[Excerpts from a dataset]
Start of Block
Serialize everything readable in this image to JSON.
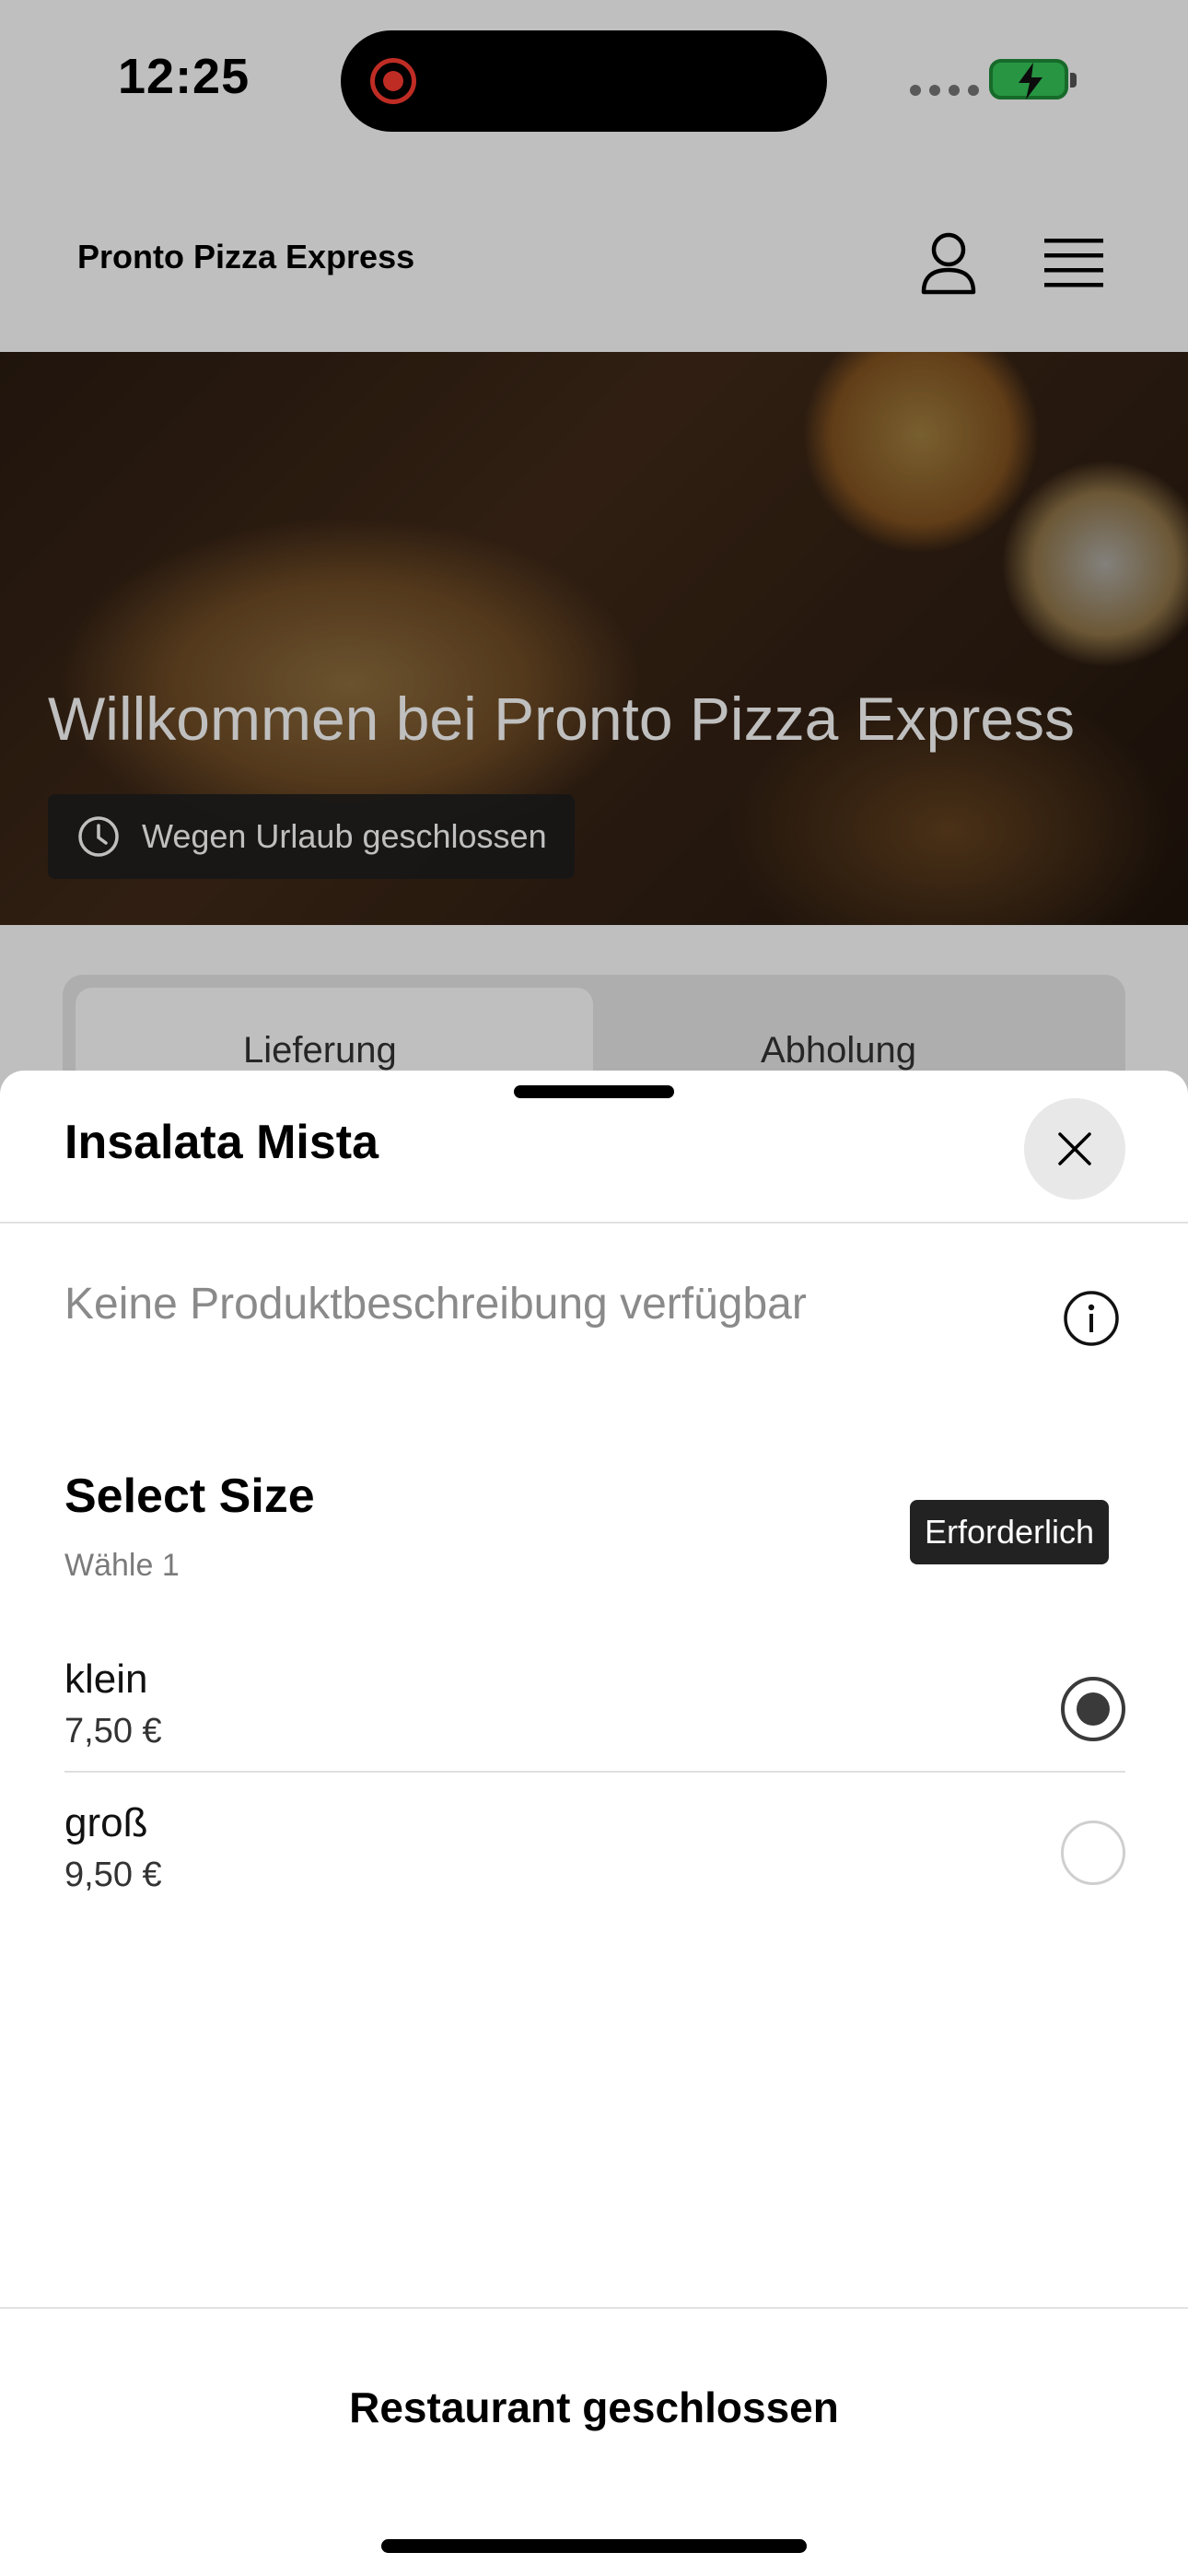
{
  "status_bar": {
    "time": "12:25"
  },
  "header": {
    "title": "Pronto Pizza Express",
    "account_icon": "person-icon",
    "menu_icon": "hamburger-icon"
  },
  "hero": {
    "title": "Willkommen bei Pronto Pizza Express",
    "status": "Wegen Urlaub geschlossen",
    "status_icon": "clock-icon"
  },
  "order_mode": {
    "tabs": [
      {
        "label": "Lieferung",
        "active": true
      },
      {
        "label": "Abholung",
        "active": false
      }
    ]
  },
  "sheet": {
    "title": "Insalata Mista",
    "description": "Keine Produktbeschreibung verfügbar",
    "option_group": {
      "title": "Select Size",
      "subtitle": "Wähle 1",
      "badge": "Erforderlich",
      "options": [
        {
          "name": "klein",
          "price": "7,50 €",
          "selected": true
        },
        {
          "name": "groß",
          "price": "9,50 €",
          "selected": false
        }
      ]
    },
    "footer_button": "Restaurant geschlossen"
  },
  "colors": {
    "accent": "#3a3a3a",
    "badge_bg": "#222222",
    "recording": "#ff3b30",
    "battery": "#34c759"
  }
}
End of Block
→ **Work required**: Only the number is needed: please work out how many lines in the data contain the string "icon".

→ **Your response**: 3